Chimpanzees can learn a new sound for a common object, suggesting that the ability to acquire the building blocks of language may be more ancient than humans, according to a new study.
When a band of captive chimpanzees was transferred from the Netherlands to Scotland's Edinburgh Zoo in 2010, they used different grunts to refer to apples. Three years later, after the two groups had bonded, they had converged toward a common sound for the fruit, according to the study published online Thursday in the journal Current Biology.
That acoustic convergence suggests that an important element of language cognition may have been present 7 million to 13 million years ago, in the last common ancestor of chimpanzees and humans.
Research has shown that primates can produce unique calls for things or events in their environment, such as the arrival of a predator or discovery of high-quality food. Experiments have shown that fellow members can extract valuable information from those calls, and act appropriately.
"We don't call them semantic signals like in human language – we call them functionally referential calls," said study co-author Simon Townsend, a comparative biologist at the University of Zurich.
"In animals there's always been a feeling that you can't really de-couple these referential calls from the underlying emotional state that the animal is experiencing," Townsend said. "In human language, there's no link between the way that we're feeling and the word and what it sounds like."
For that reason and others, most researchers had assumed that referential calls were innate and rigid among nonhuman primates, and not flexible and socially learned as they are among Homo sapiens.
"What we've demonstrated is that there is no difference, at least in chimpanzees," Townsend said.
Investigating whether chimps might be able to adopt vocalization from other bands has been difficult. Chimp groups don't suddenly merge in the wild. In fact, they're far more likely to go to war with each other, research shows.
So when seven chimpanzees from the Beekse Bergen Safari Park in the Netherlands were slated to be transferred to the Edinburgh Zoo, which already had six chimps, researchers at the University of York, St. Andrews and Zurich took advantage.
University of York evolutionary psychologist Katie Slocombe, the lead investigator of the study, had shown in 2006 that chimpanzees varied their calls with the degree of preference for food types. She noticed the Dutch chimps clearly preferred apples, and their calls had a higher pitch that made them distinct from their new Edinburgh zoo mates.
The researchers recorded each group's food grunts over the course of three years. For the first two years, though, little changed. But the process of getting to know one another was slow too. Researchers had suspected that any merger of calls would be related to socialization.
By 2013, it became clear that the acoustic signature of the grunts that the Dutch chimps associated with apples had come down in frequency - it was closer to that of the Edinburgh chimps, according to the study. And by then, the chimps no longer were hanging out in cliques. They had fully integrated, according to the study.
The Netherlands chimps also did not appear to have changed the intensity of their food preference -- they still were more inclined than their Scottish counterparts to choose apples over other foods, according to the study.
Other research has shown that primates and non-primates modulate social calls with changing circumstances, but this would be the first time anyone has documented that vocal learning from fellow species members altered the structure of these calls.

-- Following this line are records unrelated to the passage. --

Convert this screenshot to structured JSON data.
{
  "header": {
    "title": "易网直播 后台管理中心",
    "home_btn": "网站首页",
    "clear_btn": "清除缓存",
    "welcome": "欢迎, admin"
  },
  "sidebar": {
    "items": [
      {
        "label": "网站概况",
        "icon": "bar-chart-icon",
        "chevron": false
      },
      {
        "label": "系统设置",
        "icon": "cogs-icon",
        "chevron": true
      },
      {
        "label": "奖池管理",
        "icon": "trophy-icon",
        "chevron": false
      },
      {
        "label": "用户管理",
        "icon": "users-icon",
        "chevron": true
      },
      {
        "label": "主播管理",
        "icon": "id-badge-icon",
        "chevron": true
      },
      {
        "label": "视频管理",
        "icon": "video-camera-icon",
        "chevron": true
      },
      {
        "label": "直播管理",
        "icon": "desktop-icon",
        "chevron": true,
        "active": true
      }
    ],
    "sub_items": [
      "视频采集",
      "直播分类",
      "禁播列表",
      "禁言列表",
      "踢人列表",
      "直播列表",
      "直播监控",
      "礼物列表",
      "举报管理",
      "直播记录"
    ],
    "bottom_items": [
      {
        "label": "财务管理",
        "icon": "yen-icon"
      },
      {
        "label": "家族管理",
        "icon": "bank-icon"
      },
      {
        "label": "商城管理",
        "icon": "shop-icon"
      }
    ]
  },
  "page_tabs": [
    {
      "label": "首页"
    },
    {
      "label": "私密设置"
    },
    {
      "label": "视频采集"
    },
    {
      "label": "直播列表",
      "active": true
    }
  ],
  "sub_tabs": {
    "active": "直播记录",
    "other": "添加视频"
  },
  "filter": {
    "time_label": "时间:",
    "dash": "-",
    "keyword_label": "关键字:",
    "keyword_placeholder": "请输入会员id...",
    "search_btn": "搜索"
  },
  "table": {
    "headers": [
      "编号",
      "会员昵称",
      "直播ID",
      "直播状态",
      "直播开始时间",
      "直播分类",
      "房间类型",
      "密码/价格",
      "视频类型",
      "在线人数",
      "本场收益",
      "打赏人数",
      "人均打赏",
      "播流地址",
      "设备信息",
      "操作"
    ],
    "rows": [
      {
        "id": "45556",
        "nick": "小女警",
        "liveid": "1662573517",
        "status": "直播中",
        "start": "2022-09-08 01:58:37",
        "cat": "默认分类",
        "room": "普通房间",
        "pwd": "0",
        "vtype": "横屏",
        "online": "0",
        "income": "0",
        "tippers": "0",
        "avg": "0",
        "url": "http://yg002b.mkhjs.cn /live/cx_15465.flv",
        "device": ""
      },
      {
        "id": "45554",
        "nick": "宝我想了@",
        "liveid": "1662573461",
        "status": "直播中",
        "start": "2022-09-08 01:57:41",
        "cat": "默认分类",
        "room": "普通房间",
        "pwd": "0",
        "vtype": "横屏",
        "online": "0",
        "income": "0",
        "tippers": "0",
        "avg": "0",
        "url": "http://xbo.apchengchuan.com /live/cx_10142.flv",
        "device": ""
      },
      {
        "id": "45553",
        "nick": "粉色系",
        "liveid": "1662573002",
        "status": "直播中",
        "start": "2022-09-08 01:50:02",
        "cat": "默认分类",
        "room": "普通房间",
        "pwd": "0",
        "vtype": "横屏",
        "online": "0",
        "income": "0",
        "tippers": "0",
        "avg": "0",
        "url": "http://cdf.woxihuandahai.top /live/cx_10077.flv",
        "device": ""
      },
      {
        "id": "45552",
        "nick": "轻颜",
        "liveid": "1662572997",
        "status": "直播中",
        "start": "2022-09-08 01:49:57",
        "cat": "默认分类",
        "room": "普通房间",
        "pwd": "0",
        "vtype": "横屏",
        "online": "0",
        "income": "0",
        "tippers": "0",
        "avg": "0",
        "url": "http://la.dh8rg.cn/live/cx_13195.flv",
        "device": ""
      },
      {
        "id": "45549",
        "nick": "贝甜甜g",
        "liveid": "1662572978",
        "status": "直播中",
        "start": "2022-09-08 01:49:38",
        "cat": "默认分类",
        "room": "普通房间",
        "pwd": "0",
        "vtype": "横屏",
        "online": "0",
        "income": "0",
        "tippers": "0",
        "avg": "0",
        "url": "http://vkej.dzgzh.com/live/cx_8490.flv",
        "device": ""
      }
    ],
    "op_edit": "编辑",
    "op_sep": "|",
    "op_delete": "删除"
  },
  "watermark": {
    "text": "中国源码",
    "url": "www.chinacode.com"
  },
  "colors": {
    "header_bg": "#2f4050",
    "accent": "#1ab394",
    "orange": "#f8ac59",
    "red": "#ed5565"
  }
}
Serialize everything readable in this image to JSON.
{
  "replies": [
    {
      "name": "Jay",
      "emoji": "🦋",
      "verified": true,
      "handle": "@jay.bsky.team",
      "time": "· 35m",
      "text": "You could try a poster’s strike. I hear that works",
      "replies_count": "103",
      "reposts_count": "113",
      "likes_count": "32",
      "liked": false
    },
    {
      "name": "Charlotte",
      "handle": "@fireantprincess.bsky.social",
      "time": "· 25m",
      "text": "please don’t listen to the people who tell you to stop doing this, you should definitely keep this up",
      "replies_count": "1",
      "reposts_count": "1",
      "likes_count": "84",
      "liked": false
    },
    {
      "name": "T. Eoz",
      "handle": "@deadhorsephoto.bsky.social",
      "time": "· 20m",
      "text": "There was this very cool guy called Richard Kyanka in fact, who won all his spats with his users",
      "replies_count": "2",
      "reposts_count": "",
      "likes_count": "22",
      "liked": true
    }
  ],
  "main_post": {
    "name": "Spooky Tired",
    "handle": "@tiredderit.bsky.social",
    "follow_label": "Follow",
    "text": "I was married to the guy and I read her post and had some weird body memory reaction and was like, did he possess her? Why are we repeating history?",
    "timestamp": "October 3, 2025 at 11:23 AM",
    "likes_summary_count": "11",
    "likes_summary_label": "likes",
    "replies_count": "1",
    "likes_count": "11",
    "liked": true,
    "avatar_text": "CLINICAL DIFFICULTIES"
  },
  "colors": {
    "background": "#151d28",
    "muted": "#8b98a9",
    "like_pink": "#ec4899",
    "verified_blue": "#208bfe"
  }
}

What drove the convergence remains unknown.
"There must be some sort of driving factor why they would need to do this when two chimp groups come together, and that could be that they want to be better understood," Townsend said. "But it could also be more likely that it's some aspect of a social bonding function – if you sound more like the one you're with, then you just have a better chance of making friends and having a place in the social group."
The researchers lean toward the latter explanation - the chimpanzees were driven by the need to get along.
Simon Kirby, who studies language evolution at the University of Edinburgh and was not involved in the study, said it was "the first hint that at least the sounds of referentially meaningful calls may be socially learned in a primate species other than human." That early skill in a common ancestor to humans could have been one of several that contributed to the eventual development of semantic language.
"The slow pace of social integration reported suggests that these calls are really about affiliation and not about semantics," Snowdon said.
Besides, he noted, the calls were too similar in the first place: "If I learn that 'gato' means cat in Spanish then I've truly learned a new word to express a semantic concept, but if a Spanish speaker and I start saying "gat" with each other, we are simply converging on a term."